Death is hard to think about. The best anyone can do is hope their affairs are in order and that everything goes smoothly. But things don’t always go the way we planned. One local woman used her estate to make sure the less-fortunate and the forgotten have one less thing to worry about.
Lillian Blankenship made a provision in her will to use part of her estate’s money to buy a grave plot in St. Sebastian Cemetery that would be used to bury unclaimed cremains. According to Melton Mortuary’s operations manager, it’s pretty common for someone to have unclaimed ashes.
“What we're going to do after this one is, we'll notify the families that we have a place to put (their loved one) and out of respect for what has happened to them, we're going to bury them,” Pam Smith said. “Family members will be able, if they do ever come, to claim the ashes. The ashes will be buried in such a way that we can have them exhumed.
“Sometimes it's just the emotions,” Smith added. “People don't want to do it. A lot of these people that we have here just don't have any family. Some family is just out of sight and out of mind.”
The first person to be buried in the new plot will be a homeless woman who will remain unidentified. The service will be at 3 p.m. today and the public is welcome to come to the funeral. This first burial will take place on the anniversary of Lillian’s death.
In keeping with her beliefs, Lillian’s family has told those in charge of the burial, “Just barely mention her name. The day is for the person being buried, not Lillian.”
Lillian’s son, Bruce Blankenship, says his mother always said she never wanted to be a mover or a shaker in this world.
“She wasn't June Cleaver (from Leave It to Beaver)," Bruce said. "She had little tolerance for people who complained and whined. She dearly loved life and lived it to the best.
“For over 20 years, she had a card ministry and sent 25 cards a week to people who needed a bright spot in their day. At her funeral, two her friends had designed a card that said, 'Today, I thought of you.' The cards were passed out with stamped envelopes to the over 250 people who attended. The cards really made their rounds. I myself received several and it has really helped me through a dark time. The last cards she sent personally was six days before her death. It took her three hours to sign her name.”
Smith says it was just in Lillian’s nature to help people in any way that she could.
“Mrs. Blankenship was one of the kinds of people that cared about the less-fortunate,” Smith said. “This is something that the family and she wanted to do for the less-fortunate.

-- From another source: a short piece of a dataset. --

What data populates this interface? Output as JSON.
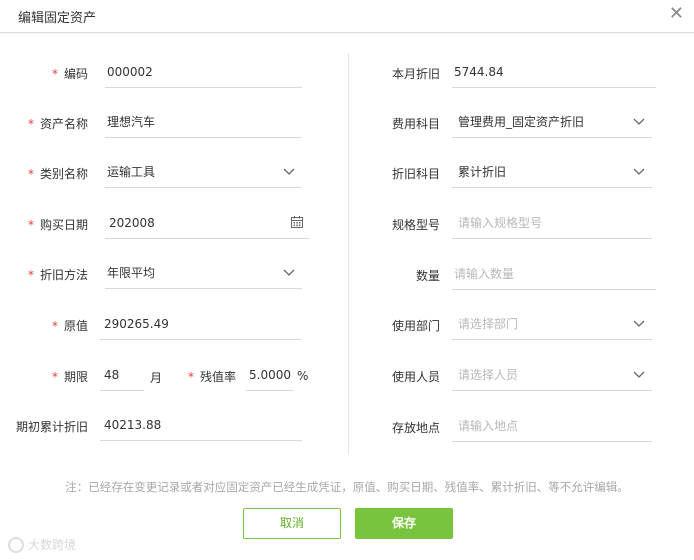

Mr. Blankenship is in charge of the service and Melton Mortuary and cremation center is supporting it.
“This won't be the first and certainly won't be the last burial out there. As far as the ceremony goes, because this woman was homeless, we want the sanctity of the service to be directed towards her as a remembrance of Bruce’s mother.”